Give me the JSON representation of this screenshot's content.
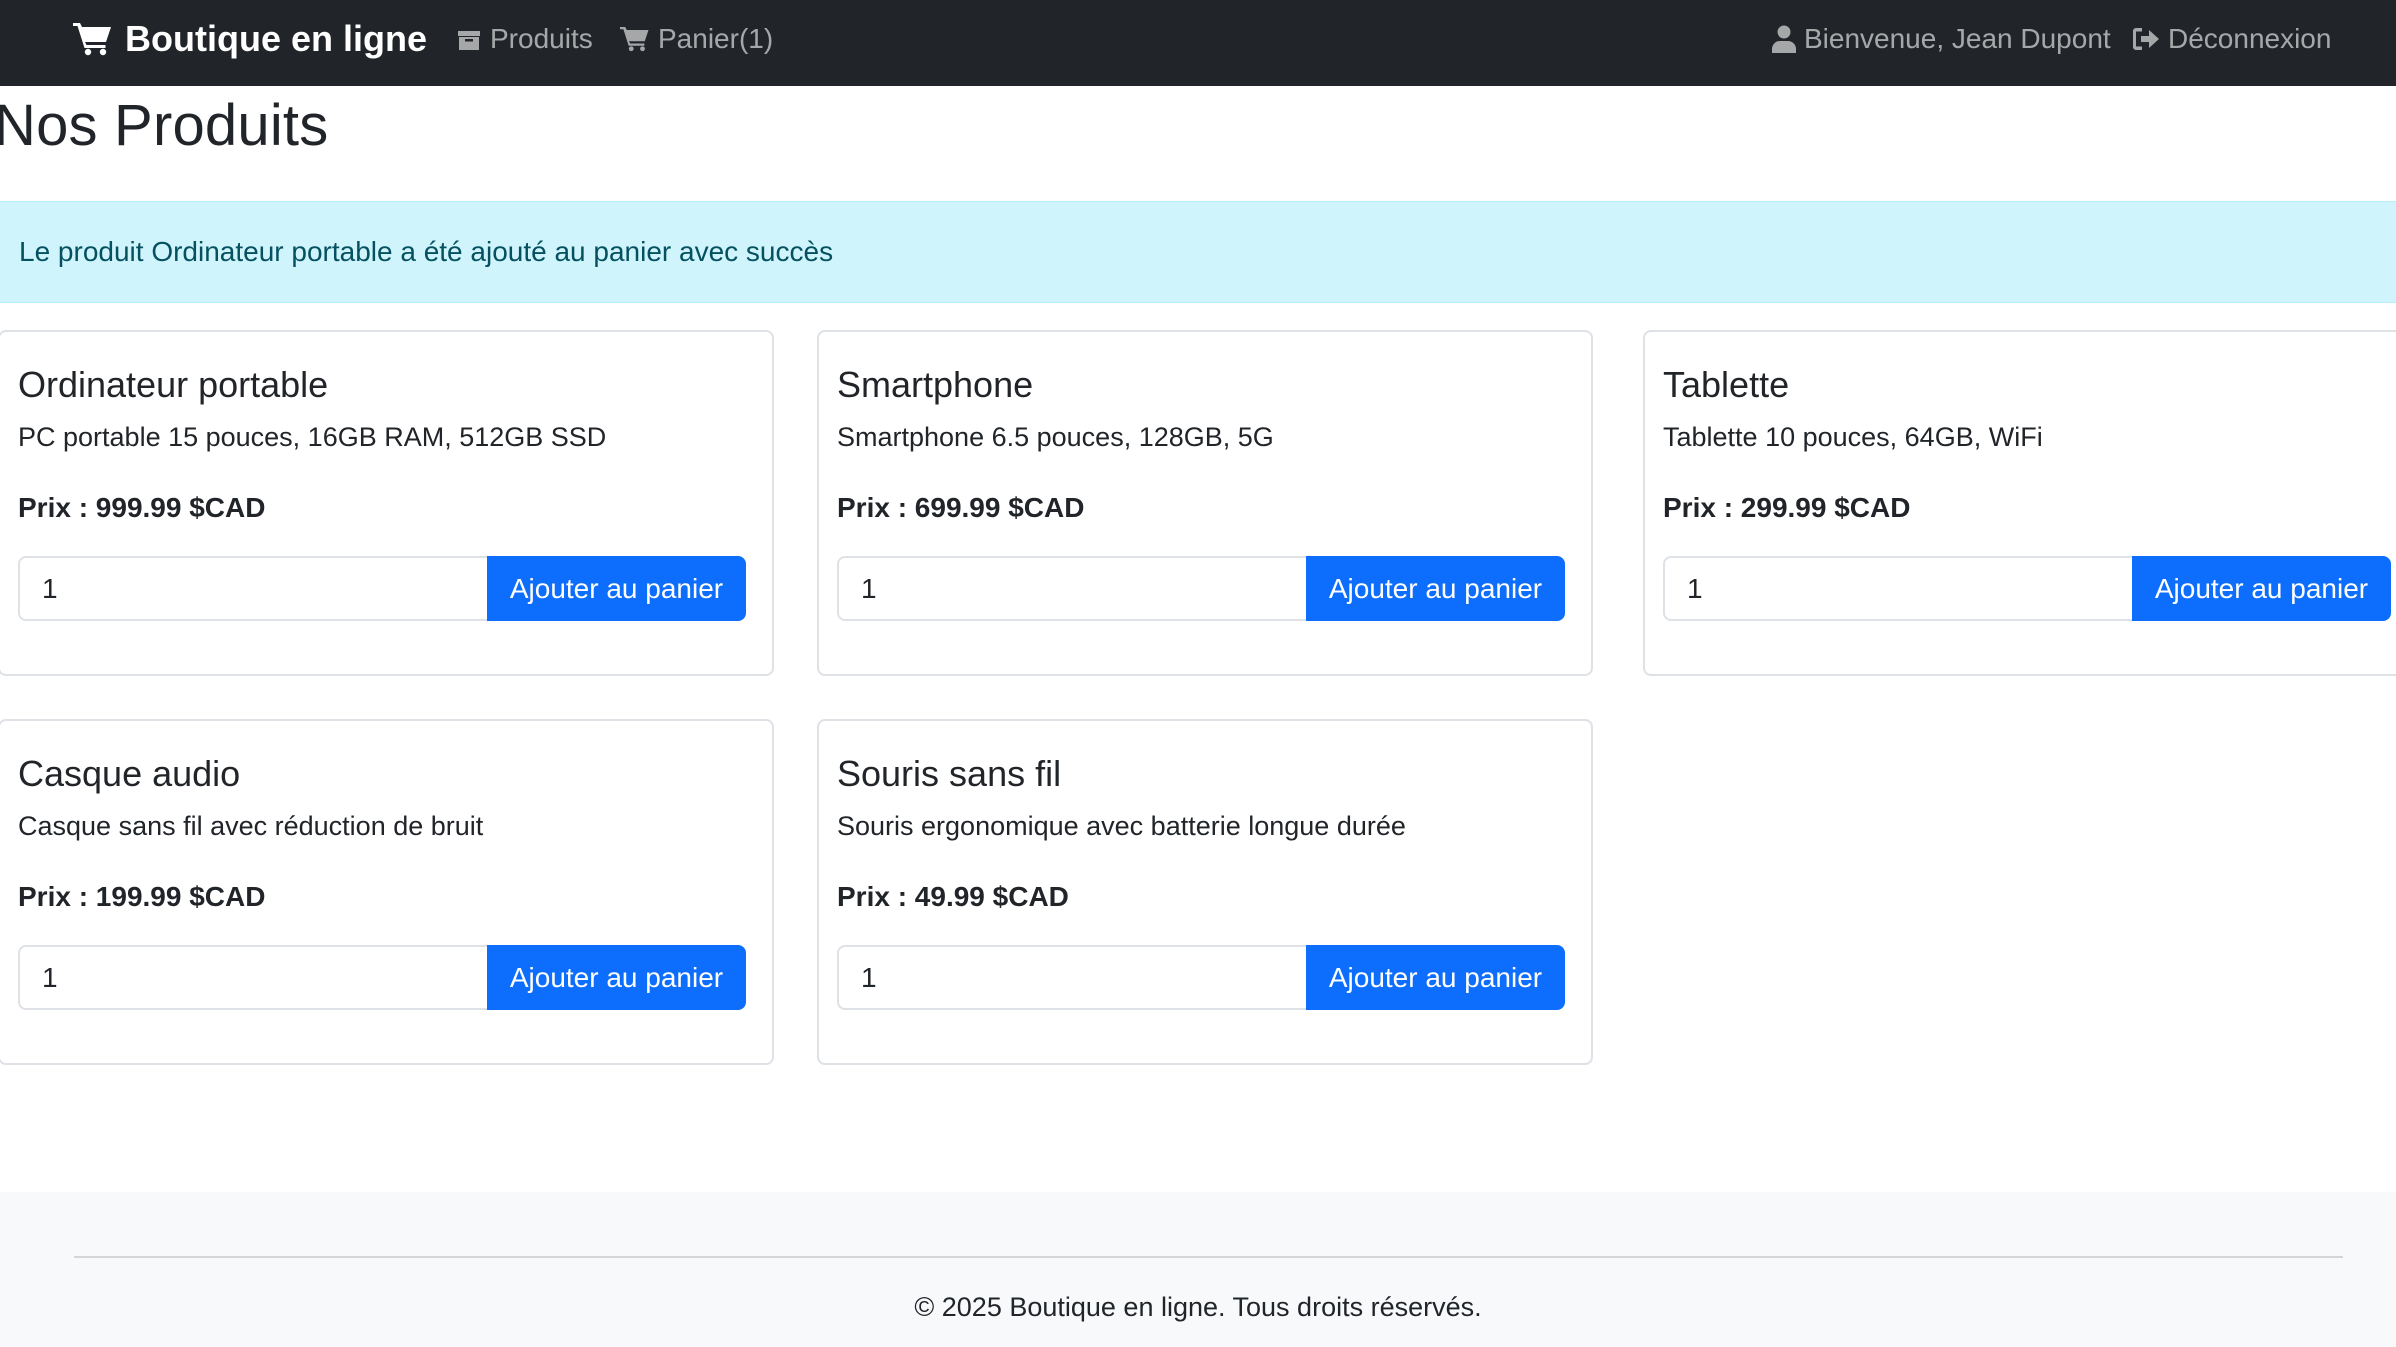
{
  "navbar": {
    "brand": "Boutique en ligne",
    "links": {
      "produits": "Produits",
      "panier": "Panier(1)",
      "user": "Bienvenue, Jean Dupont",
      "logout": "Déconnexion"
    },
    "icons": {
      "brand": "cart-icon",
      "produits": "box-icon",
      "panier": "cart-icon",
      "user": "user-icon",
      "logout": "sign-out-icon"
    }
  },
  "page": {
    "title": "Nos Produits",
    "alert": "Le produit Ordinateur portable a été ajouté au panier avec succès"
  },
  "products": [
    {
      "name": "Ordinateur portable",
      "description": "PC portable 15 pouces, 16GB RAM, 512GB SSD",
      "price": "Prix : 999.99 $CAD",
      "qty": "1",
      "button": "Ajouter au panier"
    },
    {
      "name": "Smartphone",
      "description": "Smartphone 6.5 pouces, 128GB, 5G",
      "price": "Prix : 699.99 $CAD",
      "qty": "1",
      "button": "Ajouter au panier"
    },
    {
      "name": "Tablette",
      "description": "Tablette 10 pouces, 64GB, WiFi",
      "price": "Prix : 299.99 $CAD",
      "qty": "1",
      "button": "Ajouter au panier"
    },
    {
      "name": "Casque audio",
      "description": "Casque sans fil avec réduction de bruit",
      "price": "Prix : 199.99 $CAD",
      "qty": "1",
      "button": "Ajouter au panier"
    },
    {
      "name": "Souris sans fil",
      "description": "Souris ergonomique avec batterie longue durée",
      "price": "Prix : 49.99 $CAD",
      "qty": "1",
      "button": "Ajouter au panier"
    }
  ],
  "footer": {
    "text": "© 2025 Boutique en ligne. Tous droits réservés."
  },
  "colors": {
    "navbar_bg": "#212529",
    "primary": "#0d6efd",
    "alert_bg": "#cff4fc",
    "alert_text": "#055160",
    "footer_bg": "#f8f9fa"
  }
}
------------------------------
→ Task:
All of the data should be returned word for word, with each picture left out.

→ Answer to the problem:
Give me the JSON representation of this screenshot's content.
{
  "navbar": {
    "brand": "Boutique en ligne",
    "links": {
      "produits": "Produits",
      "panier": "Panier(1)",
      "user": "Bienvenue, Jean Dupont",
      "logout": "Déconnexion"
    },
    "icons": {
      "brand": "cart-icon",
      "produits": "box-icon",
      "panier": "cart-icon",
      "user": "user-icon",
      "logout": "sign-out-icon"
    }
  },
  "page": {
    "title": "Nos Produits",
    "alert": "Le produit Ordinateur portable a été ajouté au panier avec succès"
  },
  "products": [
    {
      "name": "Ordinateur portable",
      "description": "PC portable 15 pouces, 16GB RAM, 512GB SSD",
      "price": "Prix : 999.99 $CAD",
      "qty": "1",
      "button": "Ajouter au panier"
    },
    {
      "name": "Smartphone",
      "description": "Smartphone 6.5 pouces, 128GB, 5G",
      "price": "Prix : 699.99 $CAD",
      "qty": "1",
      "button": "Ajouter au panier"
    },
    {
      "name": "Tablette",
      "description": "Tablette 10 pouces, 64GB, WiFi",
      "price": "Prix : 299.99 $CAD",
      "qty": "1",
      "button": "Ajouter au panier"
    },
    {
      "name": "Casque audio",
      "description": "Casque sans fil avec réduction de bruit",
      "price": "Prix : 199.99 $CAD",
      "qty": "1",
      "button": "Ajouter au panier"
    },
    {
      "name": "Souris sans fil",
      "description": "Souris ergonomique avec batterie longue durée",
      "price": "Prix : 49.99 $CAD",
      "qty": "1",
      "button": "Ajouter au panier"
    }
  ],
  "footer": {
    "text": "© 2025 Boutique en ligne. Tous droits réservés."
  },
  "colors": {
    "navbar_bg": "#212529",
    "primary": "#0d6efd",
    "alert_bg": "#cff4fc",
    "alert_text": "#055160",
    "footer_bg": "#f8f9fa"
  }
}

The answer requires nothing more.